The trial of St. Jude’s multi-electrode Enlightn device was slated to enroll about 590 patients between the ages of 18 and 80 with high blood pressure that isn’t well-managed with drugs.
But concerns that a competing Medtronic (NYSE:MDT) device, the Symplicity, could reach the U.S. market led St. Jude to spike the Enlightn IV trial, which it launched in May. Having another technology on the market would make it tough to interest patients in the trial, which might see them enrolled in the sham arm of the study, a company spokeswoman told MassDevice.com in an email.
“The decision was based on anticipated recruitment challenges and is not a consequence of a safety or efficacy issue with the device or study. A U.S. clinical trial for Enlightn remains a very high priority for St. Jude Medical and we will be working with FDA to develop a new protocol that will address anticipated enrollment challenges,” Denise Perkins-Landry wrote in the email. “At the time the Enlightn IV study was established, little was known about the timeline for approval of a renal denervation system in the U.S. We now expect a competitive device will be approved in the U.S. before we will be able to complete enrollment in our Enlightn IV study. We do not believe it is reasonable to expect physicians and patients to enroll in a trial that randomizes against a sham procedure when an approved device is available and when there is a low likelihood that the trial can be completed. It is important to note that stopping enrollment is not a consequence of a safety or efficacy issue with the device or the study. The company will work with the FDA to develop a new protocol that would simplify study enrollment, shorten overall study duration and avoid exposing patients to a sham procedure.”
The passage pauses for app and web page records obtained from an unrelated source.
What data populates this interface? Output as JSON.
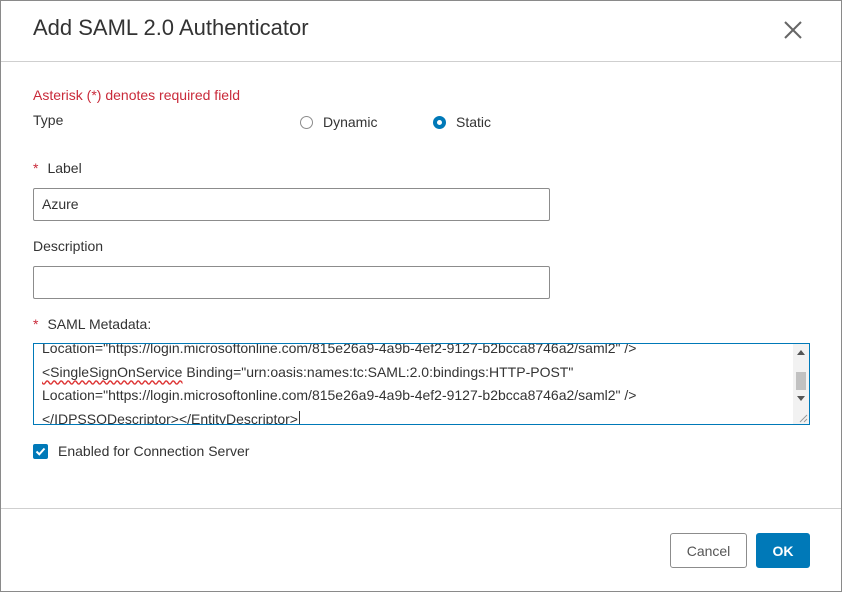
{
  "dialog": {
    "title": "Add SAML 2.0 Authenticator",
    "required_note": "Asterisk (*) denotes required field"
  },
  "type_field": {
    "label": "Type",
    "options": [
      {
        "label": "Dynamic",
        "selected": false
      },
      {
        "label": "Static",
        "selected": true
      }
    ]
  },
  "label_field": {
    "required_mark": "*",
    "label": "Label",
    "value": "Azure"
  },
  "description_field": {
    "label": "Description",
    "value": ""
  },
  "metadata_field": {
    "required_mark": "*",
    "label": "SAML Metadata:",
    "lines": {
      "l0": "Location=\"https://login.microsoftonline.com/815e26a9-4a9b-4ef2-9127-b2bcca8746a2/saml2\" />",
      "l1_tag": "<SingleSignOnService",
      "l1_rest": " Binding=\"urn:oasis:names:tc:SAML:2.0:bindings:HTTP-POST\"",
      "l2": "Location=\"https://login.microsoftonline.com/815e26a9-4a9b-4ef2-9127-b2bcca8746a2/saml2\" />",
      "l3_a": "</IDPSSODescriptor>",
      "l3_b": "</EntityDescriptor>"
    }
  },
  "connection_server": {
    "label": "Enabled for Connection Server",
    "checked": true
  },
  "footer": {
    "cancel_label": "Cancel",
    "ok_label": "OK"
  },
  "colors": {
    "accent": "#0079b8",
    "required": "#c92a3a"
  },
  "icons": {
    "close": "close-icon",
    "check": "checkmark-icon"
  }
}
The Enlightn I through III trials took place in Australia, Greece, Europe and New Zealand. St. Jude presented positive 1-year results from the Enlightn I trial at the annual EuroPCR meeting in Paris last May, the same month the St. Paul, Minn.-based medtech maker began enrollment in the Enlightn III trial.
Dr. William White of the University of Connecticut Medical Center, an Enlightn IV steering committee co-chair, said some study centers were already enrolling patients when the decision was made last week to pull the plug, according to heartwire.
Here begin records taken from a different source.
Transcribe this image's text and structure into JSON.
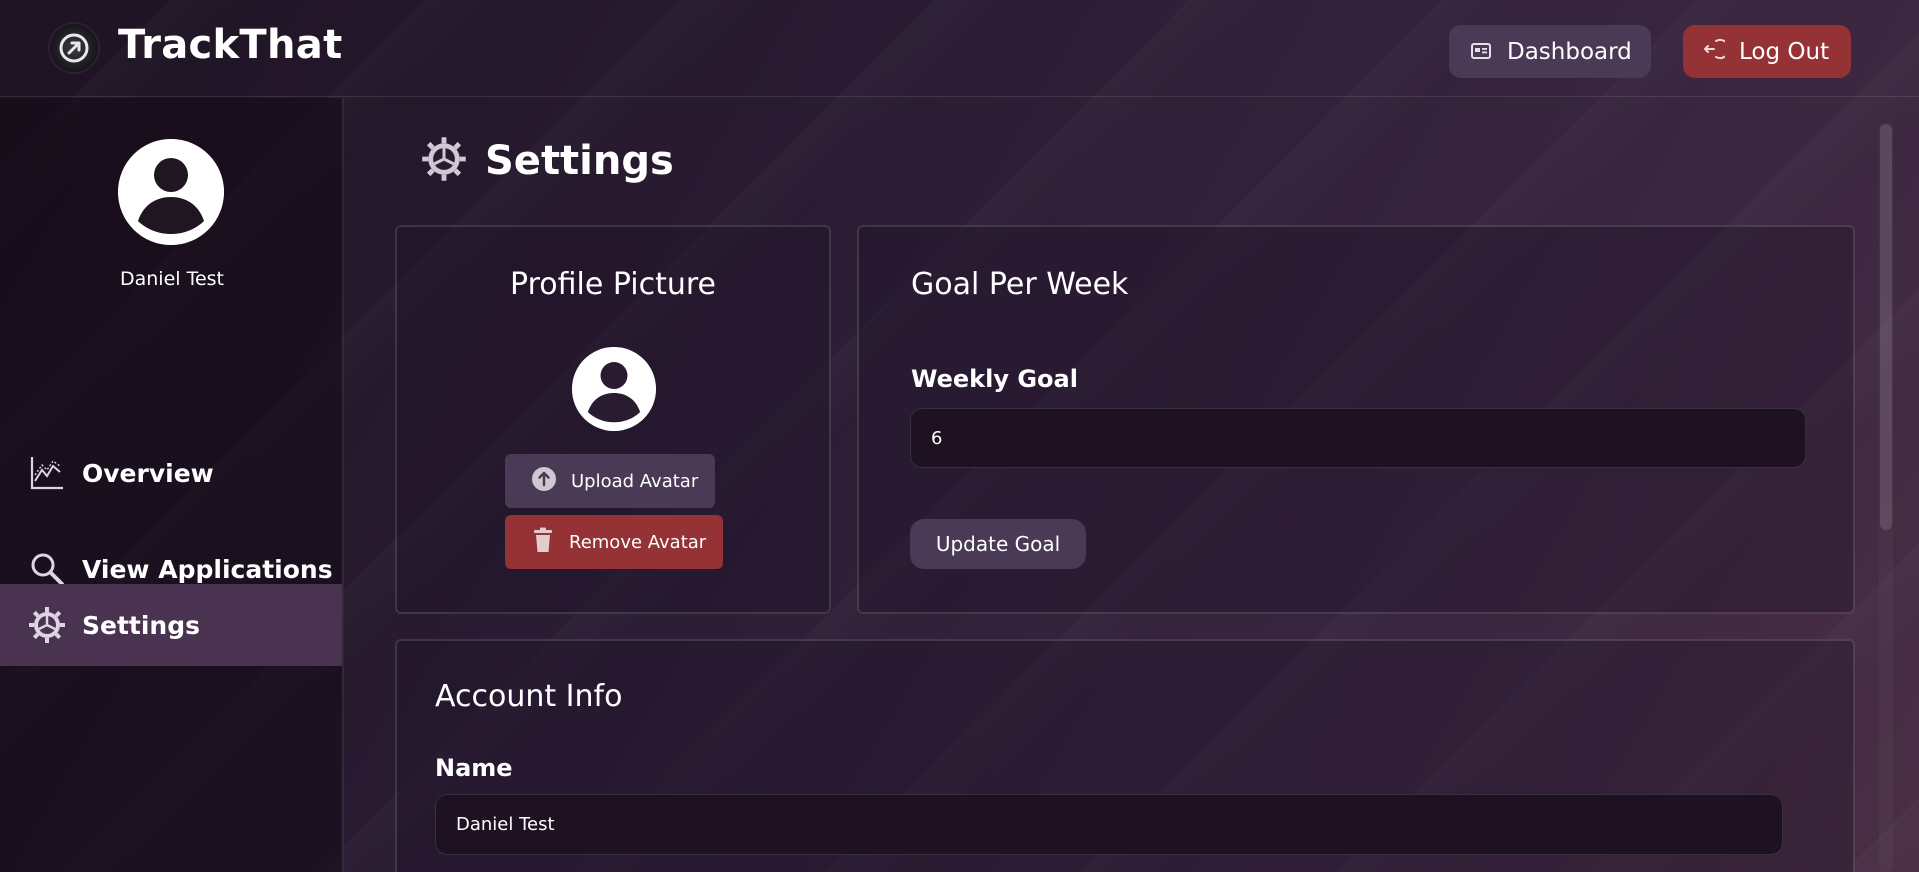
{
  "app": {
    "title": "TrackThat"
  },
  "header": {
    "dashboard_label": "Dashboard",
    "logout_label": "Log Out"
  },
  "sidebar": {
    "user_name": "Daniel Test",
    "items": [
      {
        "label": "Overview",
        "icon": "chart-line-icon",
        "active": false
      },
      {
        "label": "View Applications",
        "icon": "search-icon",
        "active": false
      },
      {
        "label": "Settings",
        "icon": "gear-icon",
        "active": true
      }
    ]
  },
  "main": {
    "page_title": "Settings",
    "profile": {
      "title": "Profile Picture",
      "upload_label": "Upload Avatar",
      "remove_label": "Remove Avatar"
    },
    "goal": {
      "title": "Goal Per Week",
      "field_label": "Weekly Goal",
      "value": "6",
      "button_label": "Update Goal"
    },
    "account": {
      "title": "Account Info",
      "name_label": "Name",
      "name_value": "Daniel Test"
    }
  },
  "colors": {
    "accent_purple": "#4a3a55",
    "danger_red": "#953235",
    "active_nav": "#4a3350"
  }
}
“In the grander scheme of things, I can tell you that the decision was not made because of any problem with the catheter or any safety issues,” White told the website. “The clinical scientist in me would have preferred that we go ahead as planned. I think we would have gained a great deal of knowledge.”